*** Exercise data

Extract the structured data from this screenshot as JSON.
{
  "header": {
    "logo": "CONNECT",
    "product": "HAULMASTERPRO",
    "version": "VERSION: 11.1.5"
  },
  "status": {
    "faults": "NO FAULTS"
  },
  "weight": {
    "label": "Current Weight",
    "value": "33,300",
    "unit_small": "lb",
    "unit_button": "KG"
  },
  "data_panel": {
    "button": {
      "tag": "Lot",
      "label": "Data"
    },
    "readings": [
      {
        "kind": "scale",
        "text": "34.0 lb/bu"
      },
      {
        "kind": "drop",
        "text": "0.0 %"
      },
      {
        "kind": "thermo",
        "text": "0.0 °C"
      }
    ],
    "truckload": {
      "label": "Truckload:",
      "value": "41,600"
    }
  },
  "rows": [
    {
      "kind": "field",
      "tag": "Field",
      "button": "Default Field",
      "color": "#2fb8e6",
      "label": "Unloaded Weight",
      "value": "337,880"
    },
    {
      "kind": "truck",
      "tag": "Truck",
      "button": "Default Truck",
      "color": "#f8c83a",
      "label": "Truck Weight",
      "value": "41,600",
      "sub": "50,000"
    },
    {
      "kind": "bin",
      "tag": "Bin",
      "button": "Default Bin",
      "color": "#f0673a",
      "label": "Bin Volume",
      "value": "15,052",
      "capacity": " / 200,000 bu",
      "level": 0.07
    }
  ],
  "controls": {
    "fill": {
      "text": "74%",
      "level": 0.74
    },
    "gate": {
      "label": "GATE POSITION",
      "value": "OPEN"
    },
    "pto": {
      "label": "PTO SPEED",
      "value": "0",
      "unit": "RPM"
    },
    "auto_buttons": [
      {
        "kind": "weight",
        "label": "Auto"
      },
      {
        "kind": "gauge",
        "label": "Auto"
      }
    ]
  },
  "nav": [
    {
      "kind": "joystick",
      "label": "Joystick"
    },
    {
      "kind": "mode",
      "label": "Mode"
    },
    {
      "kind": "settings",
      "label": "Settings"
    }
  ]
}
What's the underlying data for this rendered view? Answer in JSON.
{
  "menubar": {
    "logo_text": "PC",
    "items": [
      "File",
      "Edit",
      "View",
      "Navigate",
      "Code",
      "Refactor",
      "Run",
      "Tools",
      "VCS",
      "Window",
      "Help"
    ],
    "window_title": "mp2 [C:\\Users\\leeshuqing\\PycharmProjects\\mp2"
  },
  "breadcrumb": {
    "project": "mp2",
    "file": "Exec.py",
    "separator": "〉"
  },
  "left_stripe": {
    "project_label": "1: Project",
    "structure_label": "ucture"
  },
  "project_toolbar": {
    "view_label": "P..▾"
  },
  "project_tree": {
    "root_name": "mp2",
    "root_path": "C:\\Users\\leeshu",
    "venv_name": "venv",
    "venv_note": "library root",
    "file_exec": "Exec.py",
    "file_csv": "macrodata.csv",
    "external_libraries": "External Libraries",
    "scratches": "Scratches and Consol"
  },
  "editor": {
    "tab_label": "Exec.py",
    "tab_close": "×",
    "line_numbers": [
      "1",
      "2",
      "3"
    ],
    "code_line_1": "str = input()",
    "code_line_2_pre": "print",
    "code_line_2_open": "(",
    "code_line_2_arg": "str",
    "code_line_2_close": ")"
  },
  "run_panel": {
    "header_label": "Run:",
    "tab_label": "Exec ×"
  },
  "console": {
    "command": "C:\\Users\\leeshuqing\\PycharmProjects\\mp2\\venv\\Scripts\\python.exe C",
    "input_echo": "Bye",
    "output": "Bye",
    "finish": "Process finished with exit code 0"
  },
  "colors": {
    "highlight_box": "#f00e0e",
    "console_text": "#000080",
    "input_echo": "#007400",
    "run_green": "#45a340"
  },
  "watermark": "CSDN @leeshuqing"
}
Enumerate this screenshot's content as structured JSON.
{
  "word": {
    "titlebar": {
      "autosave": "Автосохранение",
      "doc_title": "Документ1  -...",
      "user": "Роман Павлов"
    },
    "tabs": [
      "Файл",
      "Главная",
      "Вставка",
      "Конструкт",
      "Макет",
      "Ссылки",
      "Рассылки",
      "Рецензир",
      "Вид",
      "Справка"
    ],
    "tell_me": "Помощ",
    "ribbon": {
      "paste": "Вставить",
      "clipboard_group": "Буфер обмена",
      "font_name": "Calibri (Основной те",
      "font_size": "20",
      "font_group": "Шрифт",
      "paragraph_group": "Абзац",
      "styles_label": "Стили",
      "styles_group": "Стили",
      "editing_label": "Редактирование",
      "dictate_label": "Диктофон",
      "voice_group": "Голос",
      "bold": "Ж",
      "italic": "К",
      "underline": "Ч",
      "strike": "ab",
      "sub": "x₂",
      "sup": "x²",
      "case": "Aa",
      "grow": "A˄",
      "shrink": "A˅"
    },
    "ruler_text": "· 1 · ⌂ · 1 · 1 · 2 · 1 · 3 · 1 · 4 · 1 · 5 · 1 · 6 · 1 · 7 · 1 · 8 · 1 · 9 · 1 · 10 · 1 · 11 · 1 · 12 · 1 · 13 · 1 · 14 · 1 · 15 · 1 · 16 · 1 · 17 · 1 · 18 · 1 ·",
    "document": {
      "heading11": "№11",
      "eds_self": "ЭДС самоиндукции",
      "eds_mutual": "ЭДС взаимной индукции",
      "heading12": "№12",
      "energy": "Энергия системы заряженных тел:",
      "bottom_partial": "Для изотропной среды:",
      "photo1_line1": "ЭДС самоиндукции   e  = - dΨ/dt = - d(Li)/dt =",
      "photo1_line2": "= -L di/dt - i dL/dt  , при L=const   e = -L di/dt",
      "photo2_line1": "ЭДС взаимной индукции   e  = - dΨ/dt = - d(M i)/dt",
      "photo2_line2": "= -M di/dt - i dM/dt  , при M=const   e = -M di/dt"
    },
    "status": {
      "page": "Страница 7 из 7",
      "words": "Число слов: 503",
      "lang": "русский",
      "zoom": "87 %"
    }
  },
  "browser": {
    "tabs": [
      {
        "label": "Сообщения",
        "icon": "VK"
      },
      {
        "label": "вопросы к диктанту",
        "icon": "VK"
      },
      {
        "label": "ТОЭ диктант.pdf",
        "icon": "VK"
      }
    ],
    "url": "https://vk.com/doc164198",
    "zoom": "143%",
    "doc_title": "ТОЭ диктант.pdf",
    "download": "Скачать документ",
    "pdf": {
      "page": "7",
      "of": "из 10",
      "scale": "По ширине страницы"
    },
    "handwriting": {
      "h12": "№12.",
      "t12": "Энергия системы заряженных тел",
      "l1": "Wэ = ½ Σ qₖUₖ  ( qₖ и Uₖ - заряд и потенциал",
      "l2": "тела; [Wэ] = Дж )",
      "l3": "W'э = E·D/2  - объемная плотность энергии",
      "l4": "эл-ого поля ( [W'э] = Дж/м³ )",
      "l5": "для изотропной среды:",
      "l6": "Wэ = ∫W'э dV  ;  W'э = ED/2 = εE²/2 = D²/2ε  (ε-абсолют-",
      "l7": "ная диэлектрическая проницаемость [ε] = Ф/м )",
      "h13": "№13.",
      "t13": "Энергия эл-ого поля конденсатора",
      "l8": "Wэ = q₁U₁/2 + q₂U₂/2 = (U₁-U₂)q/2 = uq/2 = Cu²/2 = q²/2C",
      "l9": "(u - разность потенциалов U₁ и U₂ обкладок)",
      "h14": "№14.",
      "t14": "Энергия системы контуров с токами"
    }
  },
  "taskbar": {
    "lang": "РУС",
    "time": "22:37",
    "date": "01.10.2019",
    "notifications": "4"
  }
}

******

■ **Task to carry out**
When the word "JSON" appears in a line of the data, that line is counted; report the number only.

■ **Solution for this problem**
3